▶ [Goal of the exercise]: Show each line from the records below in which the word "false" occurs.

▶ [Data excerpts]:
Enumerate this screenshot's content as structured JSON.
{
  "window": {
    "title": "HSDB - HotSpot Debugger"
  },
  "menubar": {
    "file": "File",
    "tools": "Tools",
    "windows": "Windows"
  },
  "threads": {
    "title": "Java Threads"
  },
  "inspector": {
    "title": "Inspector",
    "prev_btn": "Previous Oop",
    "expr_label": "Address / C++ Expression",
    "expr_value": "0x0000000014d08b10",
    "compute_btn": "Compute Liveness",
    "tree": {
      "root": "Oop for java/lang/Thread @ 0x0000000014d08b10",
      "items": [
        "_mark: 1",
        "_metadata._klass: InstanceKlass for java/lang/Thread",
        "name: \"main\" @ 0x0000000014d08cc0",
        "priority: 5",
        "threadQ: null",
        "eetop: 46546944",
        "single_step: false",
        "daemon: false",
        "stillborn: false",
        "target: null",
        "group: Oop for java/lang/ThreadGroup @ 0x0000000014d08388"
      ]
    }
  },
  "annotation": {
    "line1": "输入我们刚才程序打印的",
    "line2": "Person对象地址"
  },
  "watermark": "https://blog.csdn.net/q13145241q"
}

▶ [Reply]:
        "single_step: false",
        "daemon: false",
        "stillborn: false",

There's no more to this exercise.